Appeal from order of Superior Court, Oct. T., 1970, No. 535, affirming judgment of sentence of Court of Common Pleas, Trial Division, of Philadelphia, Feb. T., 1969, No. 231, in case of Commonwealth of Pennsylvania v. Nathaniel Whitner.
Thomas C. Carroll, Assistant Defender, with him John W. Packel, Assistant Defender, and Vincent J. Ziccardi, Defender, for appellant.
Louis A. Perez, Jr., Assistant District Attorney, with him Milton M. Stein, Assistant District Attorney, James D. Crawford, Deputy District Attorney, Richard A. Sprague, First Assistant District Attorney, and Arlen Specter, District Attorney, for Commonwealth, appellee.
Bell, C. J., Jones, Eagen, O'Brien, Roberts, Pomeroy and Barbieri, JJ. Opinion by Mr. Justice O'Brien. Mr. Justice Eagen concurs in the result. Concurring and Dissenting Opinion by Mr. Chief Justice Bell. Concurring Opinion by Mr. Justice Pomeroy. Mr. Justice Jones joins in this opinion.
On August 27, 1968, some time between 5:00 and 6:00 p.m., Mrs. Anna Berg returned to her third-floor apartment to discover that it had been burglarized and that a typewriter and some money were missing. From the position of a certain flower pot on her windowsill,
it appeared that the intruder had entered through the kitchen window, which was easily accessible from the roof of the adjoining two-story building.
At approximately 7:30 p.m., on the same evening, in response to a telephone call concerning a prowler, the police arrested appellant, Nathaniel Whitner, in a second-floor apartment next door to Mrs. Berg's residence. At the time of his arrest, appellant was lying on a bed holding a shotgun in both hands.

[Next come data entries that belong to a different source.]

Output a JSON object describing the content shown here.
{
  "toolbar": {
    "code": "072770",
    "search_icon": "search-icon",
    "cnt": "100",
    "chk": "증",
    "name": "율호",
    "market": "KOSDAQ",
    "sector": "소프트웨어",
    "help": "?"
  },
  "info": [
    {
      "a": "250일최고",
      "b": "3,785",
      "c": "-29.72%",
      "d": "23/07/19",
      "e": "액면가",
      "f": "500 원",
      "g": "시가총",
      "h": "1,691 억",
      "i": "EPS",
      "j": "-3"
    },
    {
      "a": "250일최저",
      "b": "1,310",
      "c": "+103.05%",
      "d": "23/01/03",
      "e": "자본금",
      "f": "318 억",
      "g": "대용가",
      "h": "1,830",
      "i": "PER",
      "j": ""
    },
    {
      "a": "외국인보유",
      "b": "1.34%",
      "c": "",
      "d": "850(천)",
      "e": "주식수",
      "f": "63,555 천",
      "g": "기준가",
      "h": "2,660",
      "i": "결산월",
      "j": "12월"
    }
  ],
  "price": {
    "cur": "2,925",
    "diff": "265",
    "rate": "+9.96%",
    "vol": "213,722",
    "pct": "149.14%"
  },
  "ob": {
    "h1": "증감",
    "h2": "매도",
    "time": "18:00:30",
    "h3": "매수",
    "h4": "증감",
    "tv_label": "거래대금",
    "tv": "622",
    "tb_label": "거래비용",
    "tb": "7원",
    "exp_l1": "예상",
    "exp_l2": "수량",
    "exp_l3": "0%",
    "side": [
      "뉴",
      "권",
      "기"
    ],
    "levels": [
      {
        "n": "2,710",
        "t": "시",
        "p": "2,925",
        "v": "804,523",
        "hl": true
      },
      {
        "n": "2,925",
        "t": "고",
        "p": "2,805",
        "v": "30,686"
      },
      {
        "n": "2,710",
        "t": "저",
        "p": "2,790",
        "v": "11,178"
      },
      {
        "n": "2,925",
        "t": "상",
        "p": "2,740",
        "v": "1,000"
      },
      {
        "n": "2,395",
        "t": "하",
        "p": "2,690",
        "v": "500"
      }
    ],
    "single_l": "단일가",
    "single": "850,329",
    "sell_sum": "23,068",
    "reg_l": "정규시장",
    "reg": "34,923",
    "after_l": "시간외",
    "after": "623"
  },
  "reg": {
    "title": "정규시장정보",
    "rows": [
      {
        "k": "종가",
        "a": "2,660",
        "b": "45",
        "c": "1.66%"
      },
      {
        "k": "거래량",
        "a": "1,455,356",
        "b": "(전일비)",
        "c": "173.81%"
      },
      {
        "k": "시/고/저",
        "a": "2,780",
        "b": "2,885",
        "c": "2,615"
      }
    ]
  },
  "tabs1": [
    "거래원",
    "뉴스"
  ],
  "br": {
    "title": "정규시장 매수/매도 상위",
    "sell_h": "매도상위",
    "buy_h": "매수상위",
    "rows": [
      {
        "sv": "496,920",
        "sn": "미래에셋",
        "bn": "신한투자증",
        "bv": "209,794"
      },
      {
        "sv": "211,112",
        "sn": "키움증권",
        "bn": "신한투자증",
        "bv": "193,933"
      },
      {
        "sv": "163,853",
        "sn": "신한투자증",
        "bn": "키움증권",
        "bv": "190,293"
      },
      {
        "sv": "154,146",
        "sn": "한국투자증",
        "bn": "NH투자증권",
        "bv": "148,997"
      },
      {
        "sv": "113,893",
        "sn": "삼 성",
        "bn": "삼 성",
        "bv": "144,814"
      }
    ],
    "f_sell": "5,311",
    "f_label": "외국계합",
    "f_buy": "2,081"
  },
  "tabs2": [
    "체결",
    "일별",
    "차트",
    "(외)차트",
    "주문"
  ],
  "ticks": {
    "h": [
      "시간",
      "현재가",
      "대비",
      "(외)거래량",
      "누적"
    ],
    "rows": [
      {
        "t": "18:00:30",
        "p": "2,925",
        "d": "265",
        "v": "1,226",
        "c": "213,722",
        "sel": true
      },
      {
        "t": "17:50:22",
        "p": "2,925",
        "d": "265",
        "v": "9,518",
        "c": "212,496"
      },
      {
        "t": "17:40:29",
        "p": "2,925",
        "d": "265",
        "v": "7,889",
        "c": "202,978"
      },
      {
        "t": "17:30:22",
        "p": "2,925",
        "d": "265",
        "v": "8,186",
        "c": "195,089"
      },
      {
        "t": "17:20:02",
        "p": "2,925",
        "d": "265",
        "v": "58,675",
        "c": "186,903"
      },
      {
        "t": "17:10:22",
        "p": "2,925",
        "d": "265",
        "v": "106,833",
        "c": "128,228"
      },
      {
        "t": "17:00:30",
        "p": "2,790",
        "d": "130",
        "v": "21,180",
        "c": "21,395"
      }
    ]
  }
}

His eyes were closed, his head was under a pillow and his shoes were off, but the arresting officer believed he was "faking sleep" because he was not observed to "rub the sleep out of his eyes" when the officer aroused him. About three feet from the bed, on top of a dresser, the officer found what was later identified as Mrs. Berg's typewriter. Adult female clothing was scattered about the room, which was in general disarray. The typewriter itself was "just stuck on top of after-shave lotion and everything else, it was sitting at a crooked angle."
Appellant gave a series of alternative explanations as to who rented the apartment and what he was doing there. The third and final version, that he had the permission of the tenant of the apartment, a woman named Earleen Robinson, appears to have been the version which the police finally believed, although they originally suspected that appellant had broken in.
The room itself was in a state of disorder. There were articles of women's clothing scattered about with dirty clothing stacked up in the corners. The only masculine article specifically identified was the after-shave lotion under the typewriter. The police were apparently satisfied that appellant was not the tenant of the apartment, but that he had the permission of the tenant to be there.
Based on this evidence alone, appellant was convicted on June 27, 1969, by a judge sitting without a jury, of burglary and ...